--- Source records Enclosed Below ---

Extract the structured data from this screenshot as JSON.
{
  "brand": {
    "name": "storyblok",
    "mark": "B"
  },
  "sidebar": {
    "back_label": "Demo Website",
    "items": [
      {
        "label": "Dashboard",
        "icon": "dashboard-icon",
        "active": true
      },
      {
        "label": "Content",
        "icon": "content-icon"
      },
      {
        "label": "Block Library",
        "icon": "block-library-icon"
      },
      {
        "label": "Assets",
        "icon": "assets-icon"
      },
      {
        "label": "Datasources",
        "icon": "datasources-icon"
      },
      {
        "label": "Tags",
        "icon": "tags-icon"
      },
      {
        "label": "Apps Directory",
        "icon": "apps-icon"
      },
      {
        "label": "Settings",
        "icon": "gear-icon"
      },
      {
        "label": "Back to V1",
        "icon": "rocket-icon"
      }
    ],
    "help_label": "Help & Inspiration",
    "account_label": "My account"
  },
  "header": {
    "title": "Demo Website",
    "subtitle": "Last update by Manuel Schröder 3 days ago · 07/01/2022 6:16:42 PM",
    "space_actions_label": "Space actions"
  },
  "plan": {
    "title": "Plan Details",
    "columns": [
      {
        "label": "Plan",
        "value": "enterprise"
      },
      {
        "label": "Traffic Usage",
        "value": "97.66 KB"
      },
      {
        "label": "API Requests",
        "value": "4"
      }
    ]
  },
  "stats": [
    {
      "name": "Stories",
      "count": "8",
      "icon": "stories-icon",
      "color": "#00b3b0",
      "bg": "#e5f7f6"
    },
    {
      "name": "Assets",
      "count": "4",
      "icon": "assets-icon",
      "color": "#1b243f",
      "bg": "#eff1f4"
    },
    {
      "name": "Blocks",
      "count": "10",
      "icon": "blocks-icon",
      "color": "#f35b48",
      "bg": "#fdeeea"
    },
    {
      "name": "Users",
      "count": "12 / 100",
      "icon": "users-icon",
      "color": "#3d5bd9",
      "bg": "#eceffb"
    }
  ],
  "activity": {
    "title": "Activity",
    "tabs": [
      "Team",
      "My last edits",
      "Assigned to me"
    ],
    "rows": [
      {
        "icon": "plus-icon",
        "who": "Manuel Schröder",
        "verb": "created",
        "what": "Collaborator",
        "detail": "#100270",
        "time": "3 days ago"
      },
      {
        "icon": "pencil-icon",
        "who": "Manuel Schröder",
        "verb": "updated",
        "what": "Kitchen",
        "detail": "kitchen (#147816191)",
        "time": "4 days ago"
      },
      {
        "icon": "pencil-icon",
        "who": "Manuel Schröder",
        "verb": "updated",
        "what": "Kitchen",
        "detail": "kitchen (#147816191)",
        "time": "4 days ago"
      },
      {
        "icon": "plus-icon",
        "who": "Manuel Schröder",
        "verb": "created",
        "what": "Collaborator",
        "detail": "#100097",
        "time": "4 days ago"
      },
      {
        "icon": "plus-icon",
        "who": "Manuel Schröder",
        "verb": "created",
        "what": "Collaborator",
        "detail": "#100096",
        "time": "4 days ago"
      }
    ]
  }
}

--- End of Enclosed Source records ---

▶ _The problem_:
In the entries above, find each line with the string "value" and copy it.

▶ _Response to this task_:
        "value": "enterprise"
        "value": "97.66 KB"
        "value": "4"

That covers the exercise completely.